Ashoka added to his dominions by conquering Kalinga (Odisha), and his dhamma may have developed from this event. His thirteenth rock edict tells us that: ‘The country of the Kalingas was conquered by Piyadasi Raja beloved of the Gods, eight years after his coronation. In this war, one hundred and fifty thousand people and animals were captured, one hundred thousand were killed and many times that number perished.’ After this, the edict continues, the king decided to focus on an intense practice of the duties of dhamma, to a longing for dhamma, and to spread dhamma among the people. The sorrow caused by war was now deplorable to him, as so many innocent people suffered. In future, he would rule and conquer by dhamma. This long inscription explains how he plans to do this, not only in his own lands but in neighbouring countries across the north-west border. He ends by saying he has written this on stone so that his sons and grandsons would read it and would realise that a conquest by arms was not worthwhile, as only a conquest through dhamma brought happiness.

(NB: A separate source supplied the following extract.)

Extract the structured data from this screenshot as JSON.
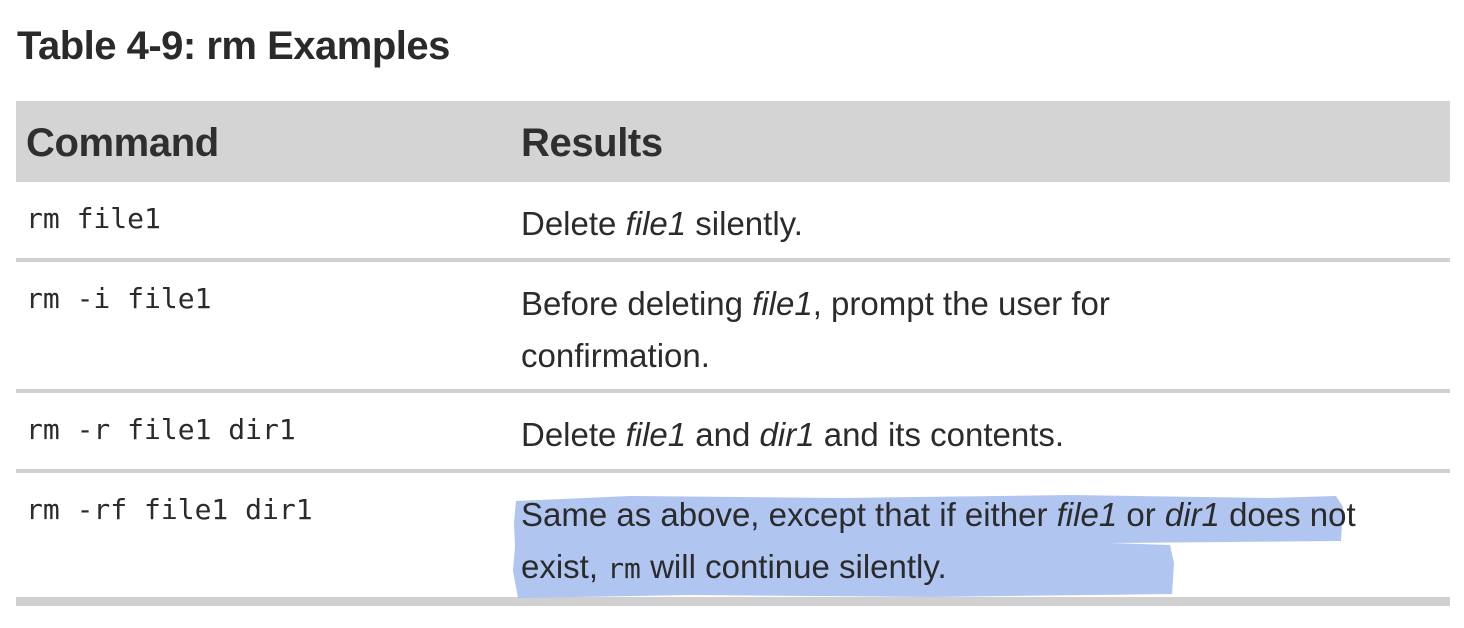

Kalsi contains all his 14 major rock edicts, which can still be seen. Some aspects of these edicts, found not only at Kalsi, but elsewhere too, are provided below:
First major rock edict: This states that formerly in the royal kitchens ‘many hundreds of thousands of living animals were killed daily for meat. But now, at the time of writing this inscription on dhamma, only three animals are killed, two peacocks and a deer, and the deer not invariably. Even these animals will not be killed in future’.
Second major rock edict (summary): ‘Everywhere in the empire of the Beloved of the Gods, the king Piyadasi, and even in the lands on its frontiers, two medical services have been provided, for men and for animals. Herbs useful to people and animals have been brought and planted wherever they did not grow, as well as roots and fruits. Along the roads wells have been dug and trees planted for the use of men and animals.’
Third major rock edict: ‘It is good not to kill living beings.’ (part of instructions in dhamma).
Fourth major rock edict: ‘Through his instructions in dhamma, abstention from killing and non-injury to living beings, deference to relatives, brahmanas and shramanas, obedience to mother and father, and obedience to elders have all increased as never before for many centuries.’
Fifth major rock edict: ‘It is hard to do good and he who does good does a difficult thing.’
Sixth major rock edict: ‘And whatever may be my great deeds, I have done them in order to discharge my debt to all beings. I work for their happiness in this life, that in the next they may gain heaven. For this purpose has this inscription of dhamma been engraved. May it endure long. May my sons, grandsons and great grandsons strive for the welfare of the whole world. But this is difficult without great effort.’
Innumerable books have been written about Emperor Ashoka, his conversion to Buddhism, his advanced ideas, and his desire for peace and for the welfare of both people and animals.
(The writer is a PhD in ancient Indian History, lives in Dehradun and has authored more than ten books)